Windows 8.1 Update is more than a user-friendly makeover. Microsoft is signaling to businesses that update has many features to support enterprise mobile applications and bolster security.
Included with the many mobile-centric features announced for Windows 8.1 Update and Windows Phone 8.1 during Microsoft’s Build conference in San Francisco were a number of enhancements that allow organizations to balance mobile work styles with enterprise-grade user management.
In a session headed by Erwin Visser, general manager of Windows and Windows Phone, the company showed off how Windows 8.1 makes it possible for businesses to embrace mobility without compromising the security of corporate data.
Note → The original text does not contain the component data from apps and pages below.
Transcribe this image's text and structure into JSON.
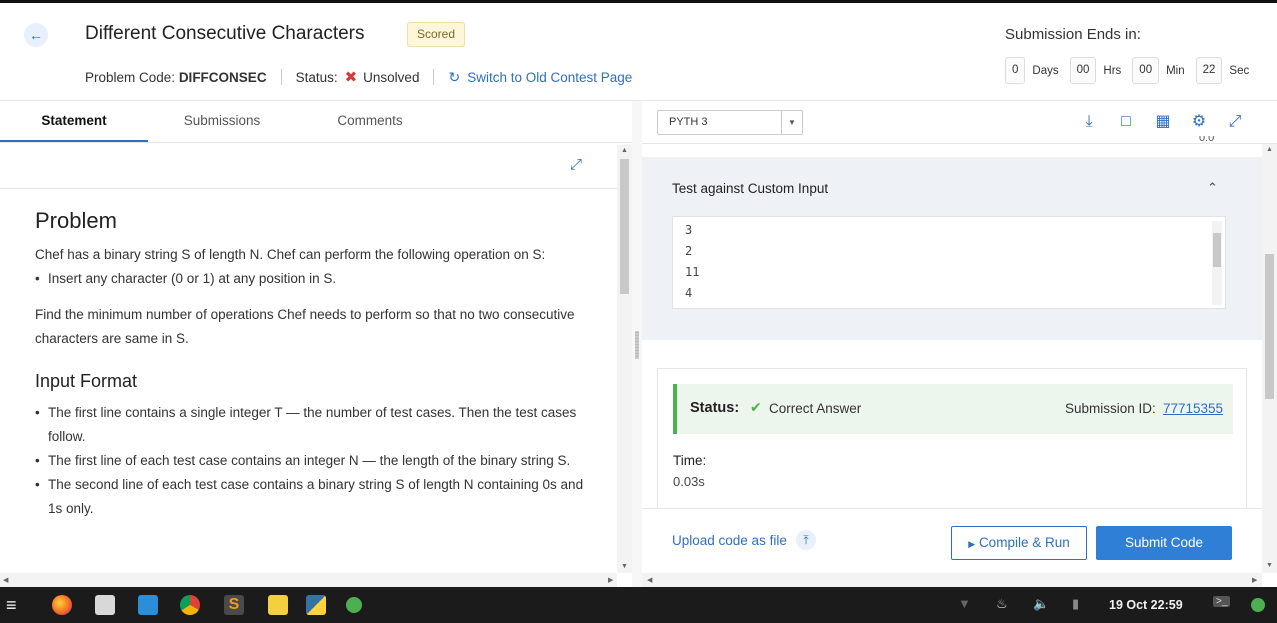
{
  "header": {
    "back_icon": "arrow-left-icon",
    "title": "Different Consecutive Characters",
    "badge": "Scored",
    "problem_code_label": "Problem Code:",
    "problem_code": "DIFFCONSEC",
    "status_label": "Status:",
    "status_value": "Unsolved",
    "switch_link": "Switch to Old Contest Page",
    "ends_label": "Submission Ends in:",
    "timer": {
      "days": "0",
      "days_label": "Days",
      "hrs": "00",
      "hrs_label": "Hrs",
      "min": "00",
      "min_label": "Min",
      "sec": "22",
      "sec_label": "Sec"
    }
  },
  "tabs": [
    {
      "label": "Statement",
      "active": true
    },
    {
      "label": "Submissions",
      "active": false
    },
    {
      "label": "Comments",
      "active": false
    }
  ],
  "statement": {
    "heading": "Problem",
    "intro": "Chef has a binary string S of length N. Chef can perform the following operation on S:",
    "op_item": "Insert any character (0 or 1) at any position in S.",
    "task": "Find the minimum number of operations Chef needs to perform so that no two consecutive characters are same in S.",
    "input_heading": "Input Format",
    "input_items": [
      "The first line contains a single integer T — the number of test cases. Then the test cases follow.",
      "The first line of each test case contains an integer N — the length of the binary string S.",
      "The second line of each test case contains a binary string S of length N containing 0s and 1s only."
    ]
  },
  "editor": {
    "language": "PYTH 3",
    "cut_text": "0.0",
    "custom_input_title": "Test against Custom Input",
    "custom_input_lines": [
      "3",
      "2",
      "11",
      "4"
    ],
    "status_label": "Status:",
    "status_value": "Correct Answer",
    "submission_label": "Submission ID:",
    "submission_id": "77715355",
    "time_label": "Time:",
    "time_value": "0.03s",
    "upload_label": "Upload code as file",
    "compile_label": "Compile & Run",
    "submit_label": "Submit Code"
  },
  "taskbar": {
    "clock": "19 Oct 22:59"
  },
  "colors": {
    "accent": "#2f6ec0",
    "success": "#4caf50",
    "error": "#d63a3a",
    "submit_bg": "#2f7fd6"
  }
}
Microsoft says it’s achieving this by expanding support for mobile device management (MDM) suites in Windows 8.1. These suites, from Microsoft and from partners such as AirWatch, allow administrators to blacklist or whitelist apps, enable URL filtering and configure the new Enterprise Mode for Internet Explorer 11 (IE11).
This new feature was inspired by enterprise customers whose apps haven’t kept up with the times, said Visser. “A lot of customers have internal IE8 web apps,” he said. Microsoft’s solution is a new compatibility mode that is configured by administrators that renders sites properly in the new browser and preserves their functionality. A blue icon resembling office buildings appears alongside the address bar when Enterprise Mode is active, denoting that IE11 is running an older app.
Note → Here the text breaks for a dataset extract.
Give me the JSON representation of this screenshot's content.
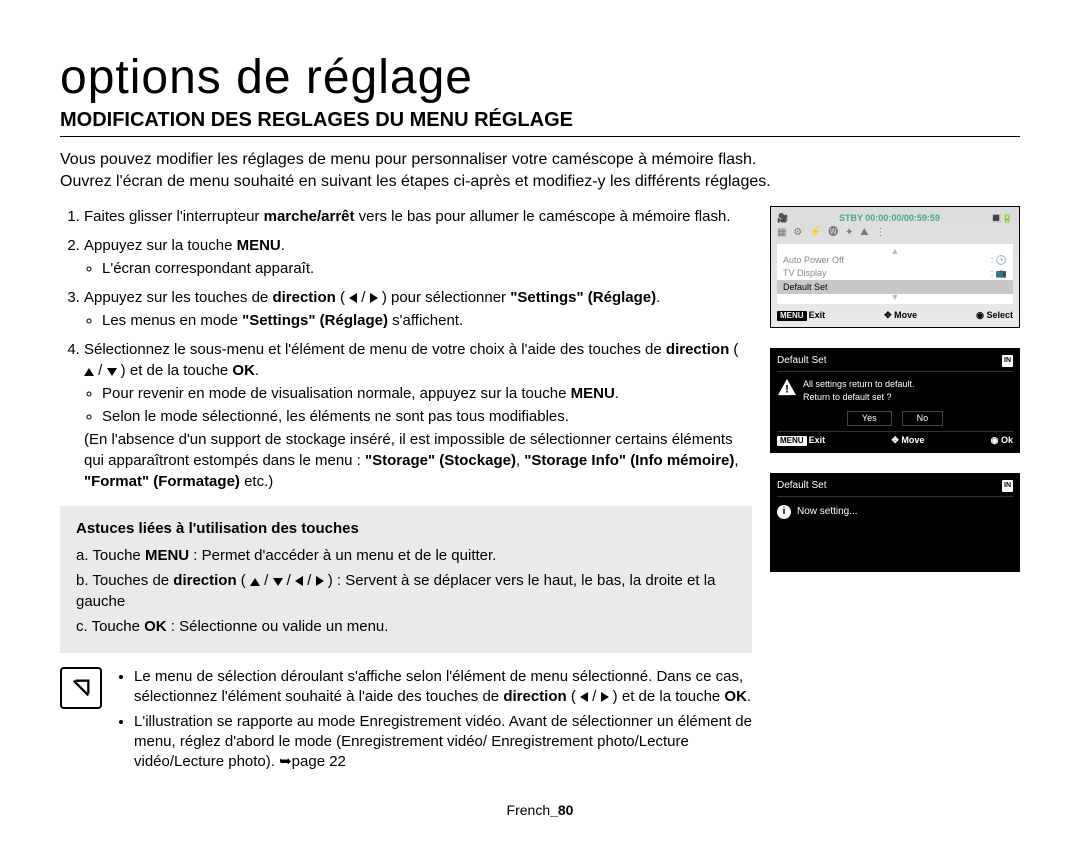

In more welcome news for businesses that have widely deployed Windows 8.1’s predecessors, Visser said that “Enterprise Mode for IE 11 will be supported in Windows 7 as well as Windows 8.” Additionally, Enterprise Mode in IE11 will “accelerate their migration to Windows 8.1” for organizations that are on the fence about adopting the OS over fears that their Web apps will be incompatible.
Also new is Enterprise Sideloading. Free with select volume licenses, the feature gives customers the ability “to install Modern apps using their management infrastructure,” bypassing the Windows Store.
Visser added that organizations can opt to pay $100 for Enterprise Sideloading rights on an unlimited number of devices. All told, said Visser, the capability is an example of Microsoft’s efforts to remove barriers to managing and deploying apps within their environments.
Observing that the distinctions between “productivity and industry tablets are fading,” Microsoft is rolling out Windows Embedded Edition Rights, Visser announced.
Under the new system, volume license holders with Software Assurance for Windows or Windows Embedded can choose either Windows Enterprise or Windows Industry Enterprise (Embedded) on their devices, the latter constituting “a targeted version of Windows specifically for industry solutions that have more advanced lockdown capabilities than Windows has.” Health care companies, retailers, financial firms and other businesses with strict or limited software needs are now offered the option to deploy full-featured systems or devices that run one or two select apps.
Ultimately, the changes reflect Microsoft’s “mobile-first, cloud-first” approach to business computing. In a candid assessment of the mobile space, Visser concluded that “we are a challenger and we are acting like a challenger.” Given the company’s new priorities, he said his company was “innovating hard on Windows and on Windows Phone.”
Windows 8.1 Update is available now for MSDN subscribers and will be official launched to the public as a free download on April 8.